▶ [ACTION ITEM] Copy every line from the records below that carries the word "AdobeRGB".

· · · · · · ·

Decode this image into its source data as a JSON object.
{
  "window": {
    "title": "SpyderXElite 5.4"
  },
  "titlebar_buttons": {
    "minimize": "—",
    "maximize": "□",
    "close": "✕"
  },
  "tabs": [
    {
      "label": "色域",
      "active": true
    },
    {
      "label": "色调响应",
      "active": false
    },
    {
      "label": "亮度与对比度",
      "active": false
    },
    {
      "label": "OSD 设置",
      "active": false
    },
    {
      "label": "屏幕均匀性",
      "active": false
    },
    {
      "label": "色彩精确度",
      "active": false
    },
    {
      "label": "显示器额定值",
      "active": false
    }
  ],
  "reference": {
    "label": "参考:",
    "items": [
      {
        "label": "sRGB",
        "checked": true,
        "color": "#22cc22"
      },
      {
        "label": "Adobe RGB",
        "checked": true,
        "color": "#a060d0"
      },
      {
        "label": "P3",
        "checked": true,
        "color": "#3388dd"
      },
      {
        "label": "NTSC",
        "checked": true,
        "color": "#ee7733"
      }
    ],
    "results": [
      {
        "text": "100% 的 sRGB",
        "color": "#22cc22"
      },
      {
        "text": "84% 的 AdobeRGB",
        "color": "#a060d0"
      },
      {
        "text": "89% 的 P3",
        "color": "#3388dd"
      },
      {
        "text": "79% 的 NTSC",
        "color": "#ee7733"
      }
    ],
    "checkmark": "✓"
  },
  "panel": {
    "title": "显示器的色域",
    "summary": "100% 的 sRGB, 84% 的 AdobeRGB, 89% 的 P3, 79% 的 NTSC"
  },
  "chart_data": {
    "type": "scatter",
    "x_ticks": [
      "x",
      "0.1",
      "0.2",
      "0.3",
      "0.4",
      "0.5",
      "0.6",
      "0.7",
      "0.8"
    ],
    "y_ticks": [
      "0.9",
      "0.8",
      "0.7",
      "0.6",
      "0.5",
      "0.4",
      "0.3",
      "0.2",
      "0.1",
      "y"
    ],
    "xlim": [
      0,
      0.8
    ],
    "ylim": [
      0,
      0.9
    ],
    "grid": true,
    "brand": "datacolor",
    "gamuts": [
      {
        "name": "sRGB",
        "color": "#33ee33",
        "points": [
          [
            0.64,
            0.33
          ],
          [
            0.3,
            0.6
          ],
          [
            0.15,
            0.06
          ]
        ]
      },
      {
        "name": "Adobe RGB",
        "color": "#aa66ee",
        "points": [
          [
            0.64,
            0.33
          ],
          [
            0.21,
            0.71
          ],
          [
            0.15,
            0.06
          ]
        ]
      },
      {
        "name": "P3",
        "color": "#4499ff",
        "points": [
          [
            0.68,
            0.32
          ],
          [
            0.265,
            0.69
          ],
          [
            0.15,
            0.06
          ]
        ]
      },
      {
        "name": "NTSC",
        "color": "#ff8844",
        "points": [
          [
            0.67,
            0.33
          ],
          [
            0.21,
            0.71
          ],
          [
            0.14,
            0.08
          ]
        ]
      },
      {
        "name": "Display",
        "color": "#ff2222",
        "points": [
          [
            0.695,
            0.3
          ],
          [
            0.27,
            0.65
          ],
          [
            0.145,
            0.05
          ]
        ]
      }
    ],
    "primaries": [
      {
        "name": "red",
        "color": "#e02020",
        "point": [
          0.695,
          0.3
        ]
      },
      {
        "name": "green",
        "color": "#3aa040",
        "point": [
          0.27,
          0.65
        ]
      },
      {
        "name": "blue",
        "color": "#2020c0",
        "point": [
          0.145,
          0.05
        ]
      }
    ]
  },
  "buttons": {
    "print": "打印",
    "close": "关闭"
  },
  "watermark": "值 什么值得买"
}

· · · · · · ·

▶ [YOUR RESPONSE]
        "text": "84% 的 AdobeRGB",
    "summary": "100% 的 sRGB, 84% 的 AdobeRGB, 89% 的 P3, 79% 的 NTSC"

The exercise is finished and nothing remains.